For two and a half weeks now, the Chicago Sky have been inside the WNBA's bubble at IMG Academy in Bradenton, Florida. Players arrived on July 6, went through a quarantine period, and then started practicing. It's been a long wait, but on Sunday, the Sky finally get to do what they love: play basketball.
"There’s been a lot of anxiety, anxiousness, from everyone to just start playing," said Sky center Stefanie Dolson. "I think these practices have been really important for us to kind of learn each other and stuff, but once we actually tip off, I think it’s going to be a sigh of relief that the season has officially started and that we’ve actually begun playing."
The beginning of any season brings excitement, anxiety and a host of other emotions. It also brings a desire to start quickly and avoid digging a hole in the standings. Sky head coach James Wade says in a shortened, 22-game season, winning early is more important than ever.
"I think it's very important for us to start good," Wade said. "You have less of a margin for error when you have 22 games, because you don't want to find yourself at the bottom of the standings after a quarter of the games have been played, because it’s tough to come out of."
Dolson, a veteran and two-time All Star, agrees with her coach.
"This is a season like no other – everyone knows that," Dolson said. "So every game is just 10 times more important than it would be in any other season."

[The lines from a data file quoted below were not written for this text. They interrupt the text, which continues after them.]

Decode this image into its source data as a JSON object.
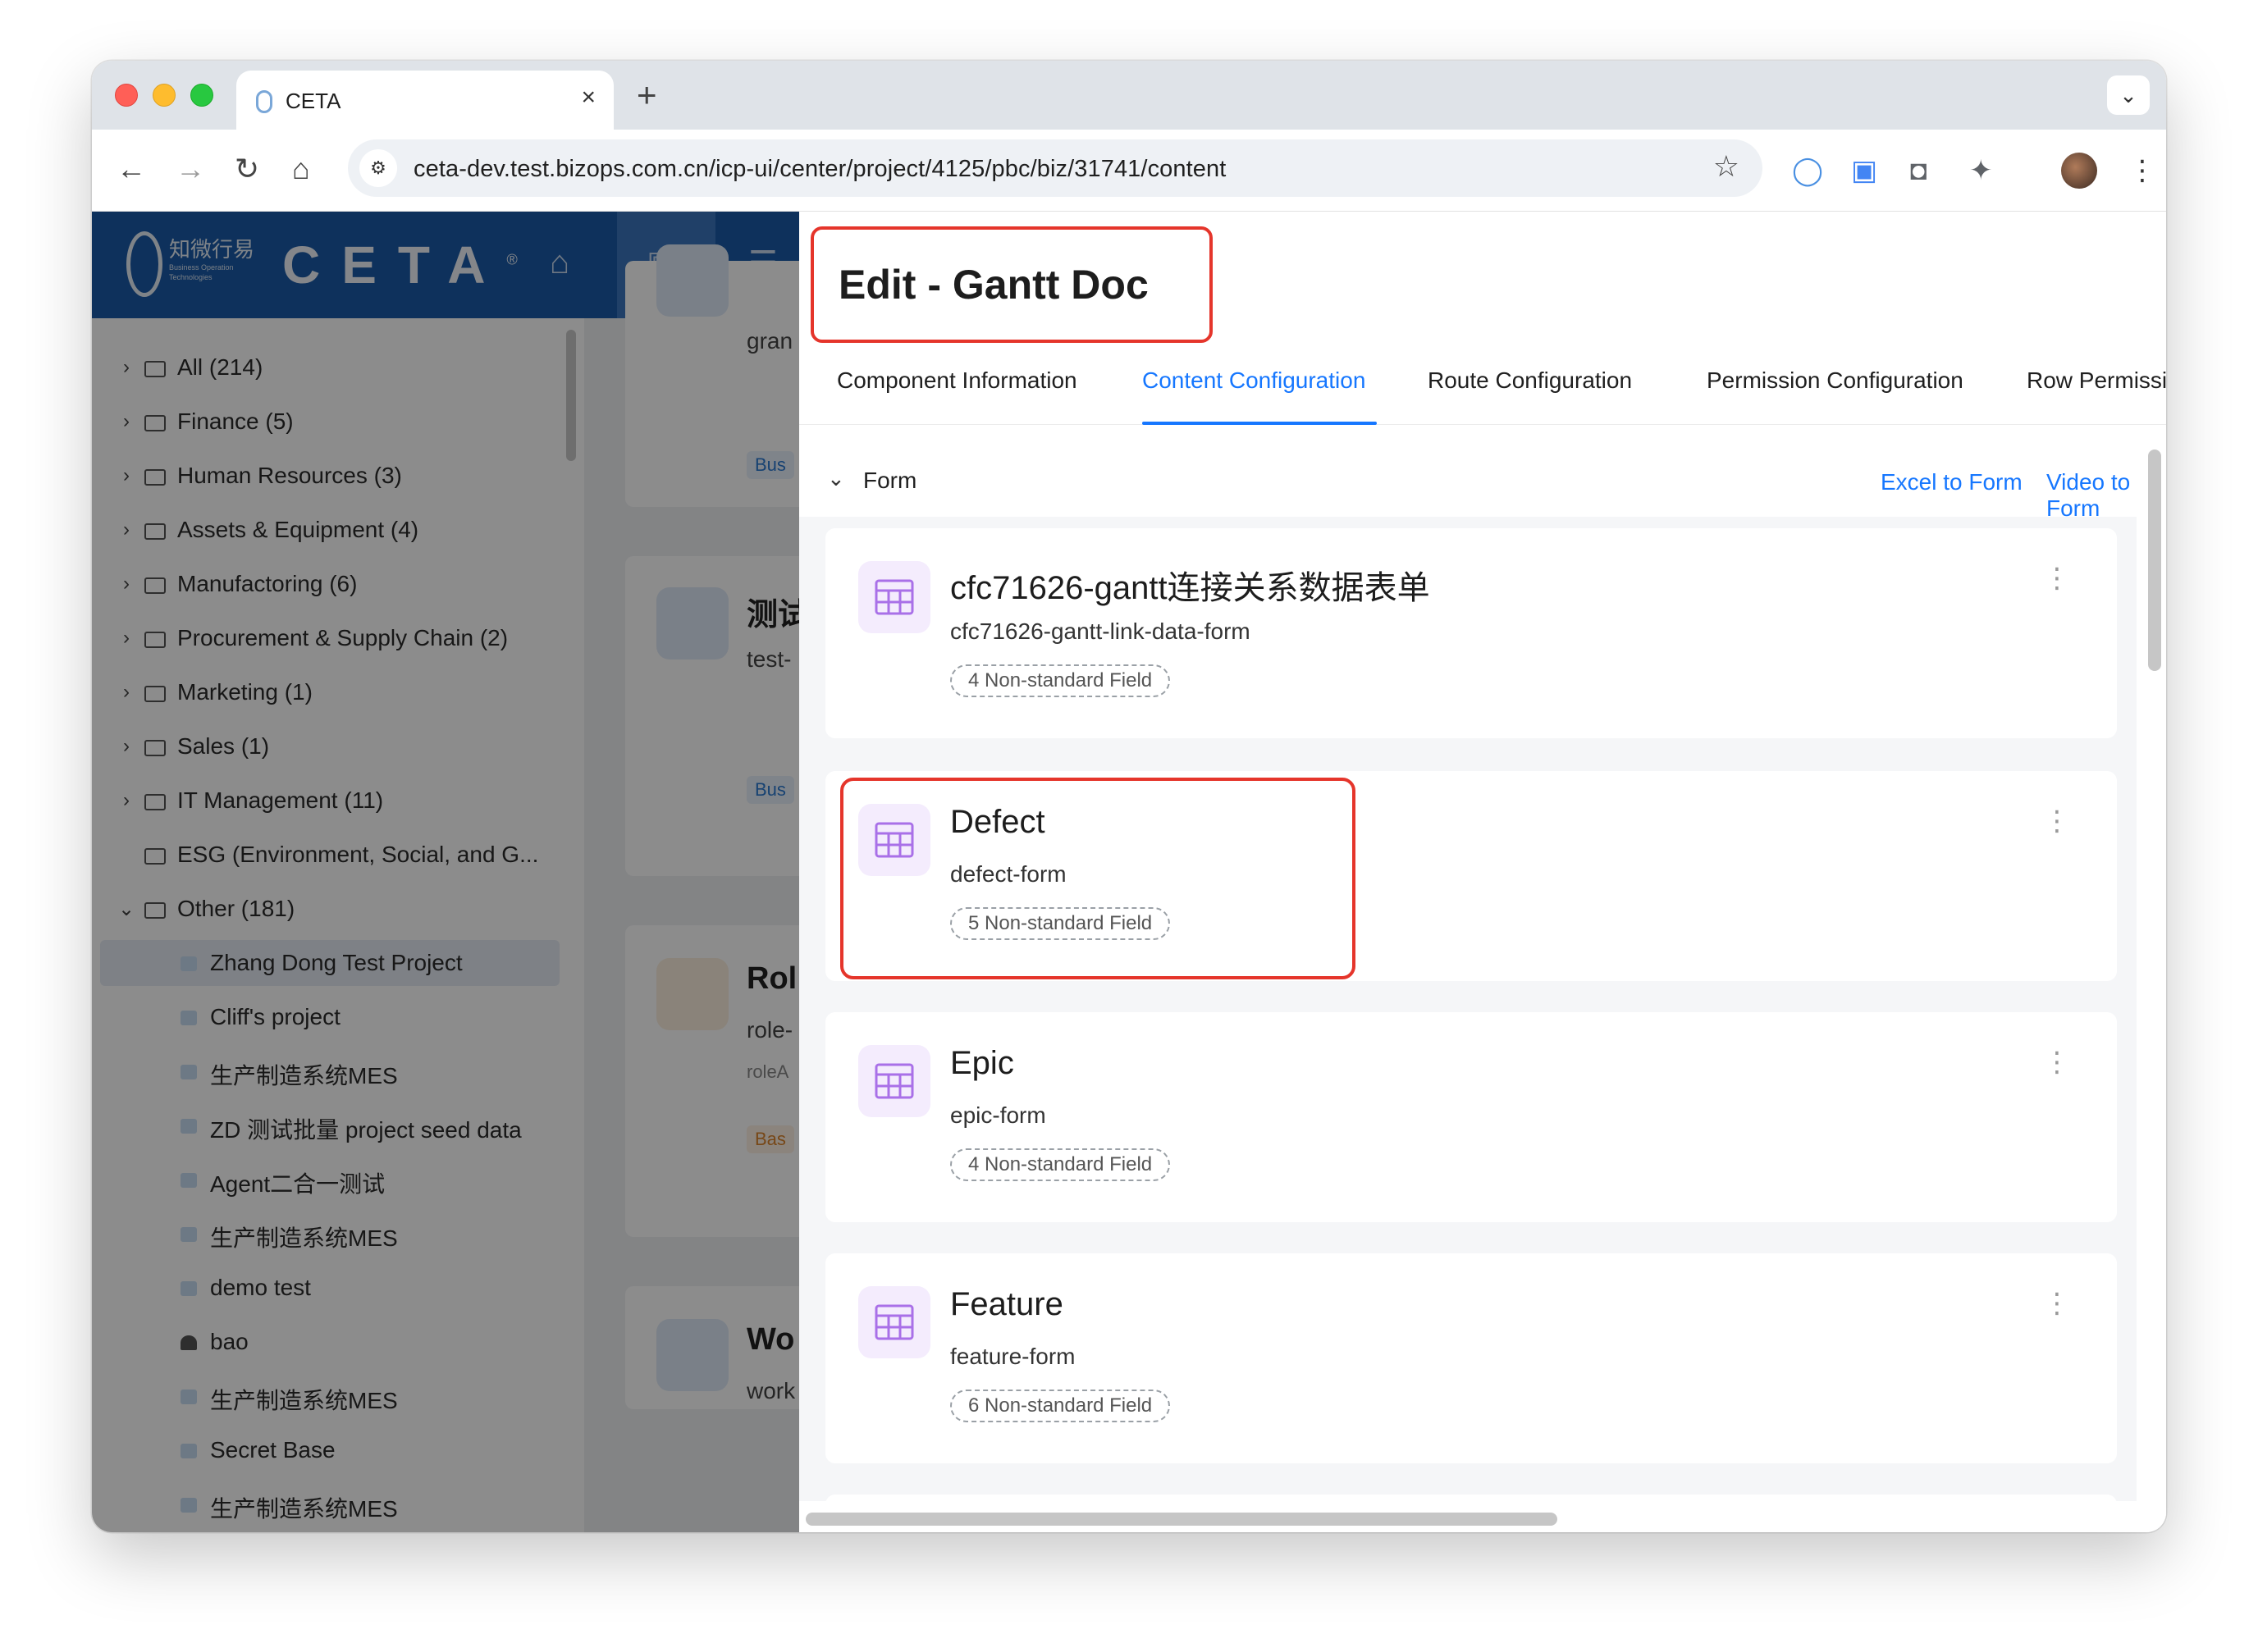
{
  "browser": {
    "tab_title": "CETA",
    "tab_close": "×",
    "new_tab": "+",
    "tab_menu": "⌄",
    "url": "ceta-dev.test.bizops.com.cn/icp-ui/center/project/4125/pbc/biz/31741/content",
    "nav": {
      "back": "←",
      "forward": "→",
      "reload": "↻",
      "home": "⌂"
    },
    "star": "☆",
    "more": "⋮"
  },
  "app": {
    "logo_cn": "知微行易",
    "logo_sub": "Business Operation Technologies",
    "brand": "CETA",
    "brand_mark": "®"
  },
  "sidebar": {
    "categories": [
      {
        "label": "All (214)",
        "chevron": "›"
      },
      {
        "label": "Finance (5)",
        "chevron": "›"
      },
      {
        "label": "Human Resources (3)",
        "chevron": "›"
      },
      {
        "label": "Assets & Equipment (4)",
        "chevron": "›"
      },
      {
        "label": "Manufactoring (6)",
        "chevron": "›"
      },
      {
        "label": "Procurement & Supply Chain (2)",
        "chevron": "›"
      },
      {
        "label": "Marketing (1)",
        "chevron": "›"
      },
      {
        "label": "Sales (1)",
        "chevron": "›"
      },
      {
        "label": "IT Management (11)",
        "chevron": "›"
      },
      {
        "label": "ESG (Environment, Social, and G...",
        "chevron": ""
      },
      {
        "label": "Other (181)",
        "chevron": "⌄"
      }
    ],
    "projects": [
      "Zhang Dong Test Project",
      "Cliff's project",
      "生产制造系统MES",
      "ZD 测试批量 project seed data",
      "Agent二合一测试",
      "生产制造系统MES",
      "demo test",
      "bao",
      "生产制造系统MES",
      "Secret Base",
      "生产制造系统MES"
    ]
  },
  "background_cards": [
    {
      "title": "",
      "sub": "gran",
      "tag": "Bus"
    },
    {
      "title": "测试",
      "sub": "test-",
      "tag": "Bus"
    },
    {
      "title": "Rol",
      "sub": "role-",
      "extra": "roleA",
      "tag": "Bas"
    },
    {
      "title": "Wo",
      "sub": "work",
      "tag": ""
    }
  ],
  "drawer": {
    "title": "Edit - Gantt Doc",
    "tabs": [
      "Component Information",
      "Content Configuration",
      "Route Configuration",
      "Permission Configuration",
      "Row Permissio"
    ],
    "active_tab": "Content Configuration",
    "section": {
      "title": "Form",
      "chevron": "⌄",
      "links": [
        "Excel to Form",
        "Video to Form"
      ]
    },
    "forms": [
      {
        "name": "cfc71626-gantt连接关系数据表单",
        "code": "cfc71626-gantt-link-data-form",
        "badge": "4 Non-standard Field",
        "highlighted": false
      },
      {
        "name": "Defect",
        "code": "defect-form",
        "badge": "5 Non-standard Field",
        "highlighted": true
      },
      {
        "name": "Epic",
        "code": "epic-form",
        "badge": "4 Non-standard Field",
        "highlighted": false
      },
      {
        "name": "Feature",
        "code": "feature-form",
        "badge": "6 Non-standard Field",
        "highlighted": false
      }
    ],
    "more_icon": "⋮"
  },
  "colors": {
    "accent": "#1677ff",
    "highlight": "#e5352b",
    "header_blue": "#1a5aa8",
    "form_icon": "#a970e8"
  }
}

Sunday's game against the Las Vegas Aces tips off at 2 p.m., and while the team is focused on the game, it's also focused on shining a light on social injustice in the United States. One way it plans to do that involves their jerseys. Throughout the entire season, every member of the Sky will wear Breonna Taylor's name on her back to honor the 26-year-old black woman who was shot and killed by police in Louisville on March 13.
"I still have anger towards the situation," star guard Diamond DeShields said. "It’s beyond frustration. But if there’s anything I can do to continue to raise awareness and try to get justice for Breonna Taylor, that’s what I’m about."
"A lot of people are going to be watching us, and they’re going to see what we believe in, what is right," added rookie Ruthy Hebard. "It’s really nice to have a team and the WNBA as a whole that supports Black Lives Matter, all that kind of things. It just really means a lot."
Both sports and social justice will be on the minds of the Sky when the team takes the floor on Sunday. They hope it'll mark the start of a season that makes a difference off the court and produces wins on it.
"We’re playing with a much bigger goal in mind," DeShields said. "We’re dedicating our season to what’s going on in the black community, so I think that’s going to allow our team to play with a little more fire."